This includes the further roll out of the One-ery model of curriculum delivery, based around play pedagogy and nurturing approaches, which was piloted in campus schools and Early Learning Centres during 2021/22.
Councillor Clare Steel, Convener of Educational Services, said: “It is important that children are given the chance to develop and begin their primary education at the right time and when their parent or carers believe they are ready. We have invested a lot in expanding our ELCC offer, and the facilities we have across West Dunbartonshire are modern, spacious and purpose built for learning through play. I am pleased that the addition of this new classroom in Alexandria means that we can fully support all requests for deferred entry in all areas of West Dunbartonshire, and ensure our children are continuing their learning, be that in school or nursery, in a nurturing and safe environment.”
Councillor Michelle McGinty, Vice Convener of Educational Services, added: “The pandemic changed so much and young people especially missed out on so many experiences, so I understand why some families feel deferral is the best option for their child.
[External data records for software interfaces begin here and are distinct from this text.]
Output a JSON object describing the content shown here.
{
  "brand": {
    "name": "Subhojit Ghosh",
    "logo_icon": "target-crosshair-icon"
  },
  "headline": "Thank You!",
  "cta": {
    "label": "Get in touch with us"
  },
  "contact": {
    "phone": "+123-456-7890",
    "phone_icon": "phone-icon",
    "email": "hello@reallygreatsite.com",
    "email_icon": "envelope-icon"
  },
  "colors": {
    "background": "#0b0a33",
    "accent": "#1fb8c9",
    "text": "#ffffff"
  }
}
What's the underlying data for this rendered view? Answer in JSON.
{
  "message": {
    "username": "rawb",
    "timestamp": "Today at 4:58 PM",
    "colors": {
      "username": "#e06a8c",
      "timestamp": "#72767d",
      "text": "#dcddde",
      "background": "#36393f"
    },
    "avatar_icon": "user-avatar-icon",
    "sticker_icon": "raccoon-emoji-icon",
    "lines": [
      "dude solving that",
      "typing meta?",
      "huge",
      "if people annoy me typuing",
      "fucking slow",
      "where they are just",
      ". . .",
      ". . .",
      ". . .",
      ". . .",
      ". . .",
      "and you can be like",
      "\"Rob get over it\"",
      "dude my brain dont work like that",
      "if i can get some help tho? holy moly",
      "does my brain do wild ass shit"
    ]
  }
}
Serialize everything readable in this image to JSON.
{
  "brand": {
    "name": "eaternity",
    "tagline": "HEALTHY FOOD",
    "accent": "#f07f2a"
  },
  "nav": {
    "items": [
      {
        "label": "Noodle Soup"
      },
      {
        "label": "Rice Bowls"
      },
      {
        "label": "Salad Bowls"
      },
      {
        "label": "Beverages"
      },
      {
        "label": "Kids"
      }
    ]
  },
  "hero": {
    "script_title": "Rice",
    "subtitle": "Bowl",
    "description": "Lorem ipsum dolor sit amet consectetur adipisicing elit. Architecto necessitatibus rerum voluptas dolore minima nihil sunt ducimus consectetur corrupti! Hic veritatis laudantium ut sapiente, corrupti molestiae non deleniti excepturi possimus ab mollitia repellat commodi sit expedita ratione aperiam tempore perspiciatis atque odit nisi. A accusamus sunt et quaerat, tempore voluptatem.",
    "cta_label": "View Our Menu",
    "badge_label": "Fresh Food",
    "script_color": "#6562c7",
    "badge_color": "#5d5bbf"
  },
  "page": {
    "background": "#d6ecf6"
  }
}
Although the early years curriculum for both nursery classes and Primary One classes is based around the play, it is pleasing to hear that officers have considered the impact on our young people and whether changes may be required for any pupils who are beginning their primary education when they are slightly older.”